|Suggestions for Good (non-Cervelo) TT Bike?||huffer|
Jan 18, 2004 8:50 PM
|I enjoy time trialing and so for the coming year I want to get myself a decent TT machine. I know Cervelo makes good bikes, but are there other manufacturers in the same price range? Everyone has Cervelos, I want something a bit different.|
|No, there can be only ONE!!!||Akirasho|
Jan 18, 2004 9:22 PM
|HED now has info on their website about their new VO3 fuselage... there are lots of decent frames worthy of TT setups on the market today... including some older ones (that may or may not be UCI compliant... but only a factor if you're competing in a UCI sanctioned event).
I picked up this old Vengeance frame at a local shop (it had hung there for over a year) a few years ago (again, illegal under current UCI rules).
... and, time trialing doesn't focus around the equipment as much as the rider... there are a few locals who can whip me and my P2K on their road rigs... Still, I likes my toyz.
Be the bike.
Jan 18, 2004 9:26 PM
|Akirasho will be along shortly||Scot_Gore|
Jan 18, 2004 9:25 PM
|In the meantime, go visit his site.
You will see TT bikes in Cervelo and non-Cervelo flavors.
I'll leave to Aki and others to give you TT advice.
|re: Suggestions for Good (non-Cervelo) TT Bike?||asgelle|
Jan 19, 2004 7:34 AM
|First of all, just like any other frame, fit is the most important parameter. A frame that doesn't put you in the most aerodynamic position and let you generate the maximum power possible for you will be worse than a standard round tube frame that does. (Deciding the tradeoff between position and power is a whole other topic.) For example, I changed from a GT to a Cervelo this year because the head tube on the GT was just too tall for me to get my shoulders as low as I wanted. For someone else, the GT might be a better choice than the Cervelo.
The problem is that while it's easy to tell a poorly designed TT frame, it can be hard to tell a good design without wind tunnel testing. Just because a builder uses an aero tubset does not mean the resulting frame will perform any better than a good round tube design. The Cervelos, GTs and Hookers have been shown to perform well in wind tunnel testing. I also know the Tiemeyers are very good frames (Tiemeyer was the builder of the GT Superbikes). Of those I just mentioned, the Tiemeyers are custom frames and rare and the GTs and Hookers are no longer made; that leaves the Cervelos. That doesn't mean there aren't other good frames, it's just that those I mentioned are the ones I know to have been proven to have low drag.

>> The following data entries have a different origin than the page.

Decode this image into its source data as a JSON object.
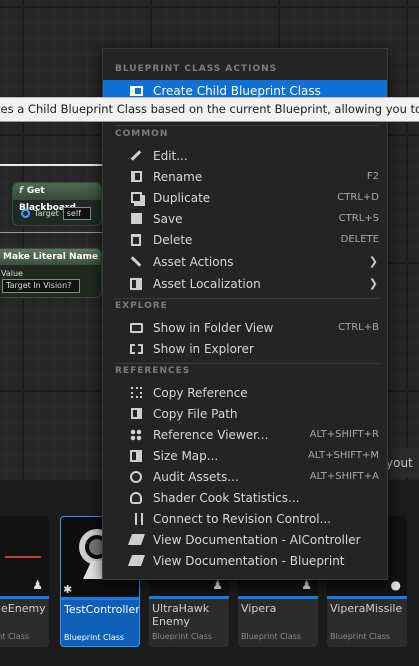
{
  "graph": {
    "blackboard_node": {
      "title": "Get Blackboard",
      "pin_label": "Target",
      "pin_value": "self"
    },
    "literal_node": {
      "title": "Make Literal Name",
      "value_label": "Value",
      "value": "Target In Vision?"
    },
    "layout_tab": "yout"
  },
  "tooltip": "tes a Child Blueprint Class based on the current Blueprint, allowing you to crea",
  "menu": {
    "sections": {
      "blueprint": "BLUEPRINT CLASS ACTIONS",
      "common": "COMMON",
      "explore": "EXPLORE",
      "references": "REFERENCES"
    },
    "blueprint_items": [
      {
        "label": "Create Child Blueprint Class",
        "icon": "child-blueprint-icon"
      }
    ],
    "common_items": [
      {
        "label": "Edit...",
        "shortcut": "",
        "icon": "pencil-icon"
      },
      {
        "label": "Rename",
        "shortcut": "F2",
        "icon": "rename-icon"
      },
      {
        "label": "Duplicate",
        "shortcut": "CTRL+D",
        "icon": "duplicate-icon"
      },
      {
        "label": "Save",
        "shortcut": "CTRL+S",
        "icon": "save-icon"
      },
      {
        "label": "Delete",
        "shortcut": "DELETE",
        "icon": "trash-icon"
      },
      {
        "label": "Asset Actions",
        "shortcut": "",
        "icon": "wrench-icon",
        "submenu": true
      },
      {
        "label": "Asset Localization",
        "shortcut": "",
        "icon": "localization-icon",
        "submenu": true
      }
    ],
    "explore_items": [
      {
        "label": "Show in Folder View",
        "shortcut": "CTRL+B",
        "icon": "folder-view-icon"
      },
      {
        "label": "Show in Explorer",
        "shortcut": "",
        "icon": "explorer-icon"
      }
    ],
    "reference_items": [
      {
        "label": "Copy Reference",
        "shortcut": "",
        "icon": "copy-reference-icon"
      },
      {
        "label": "Copy File Path",
        "shortcut": "",
        "icon": "copy-path-icon"
      },
      {
        "label": "Reference Viewer...",
        "shortcut": "ALT+SHIFT+R",
        "icon": "reference-viewer-icon"
      },
      {
        "label": "Size Map...",
        "shortcut": "ALT+SHIFT+M",
        "icon": "size-map-icon"
      },
      {
        "label": "Audit Assets...",
        "shortcut": "ALT+SHIFT+A",
        "icon": "audit-icon"
      },
      {
        "label": "Shader Cook Statistics...",
        "shortcut": "",
        "icon": "shader-stats-icon"
      },
      {
        "label": "Connect to Revision Control...",
        "shortcut": "",
        "icon": "revision-control-icon"
      },
      {
        "label": "View Documentation - AIController",
        "shortcut": "",
        "icon": "documentation-icon"
      },
      {
        "label": "View Documentation - Blueprint",
        "shortcut": "",
        "icon": "documentation-icon"
      }
    ]
  },
  "browser": {
    "tiles": [
      {
        "name": "eEnemy",
        "type": "int Class"
      },
      {
        "name": "TestController",
        "type": "Blueprint Class"
      },
      {
        "name": "UltraHawk Enemy",
        "type": "Blueprint Class"
      },
      {
        "name": "Vipera",
        "type": "Blueprint Class"
      },
      {
        "name": "ViperaMissile",
        "type": "Blueprint Class"
      }
    ]
  }
}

Finally, I would say, if it fits, just go ahead and get a Cervelo. There's a reason everyone has them.
|In regards to fit?||crewman|
Jan 19, 2004 8:24 AM
|Do the same principals that are used to fit a regular road bike apply to TT bikes. (I.E. K.O.P.).|| |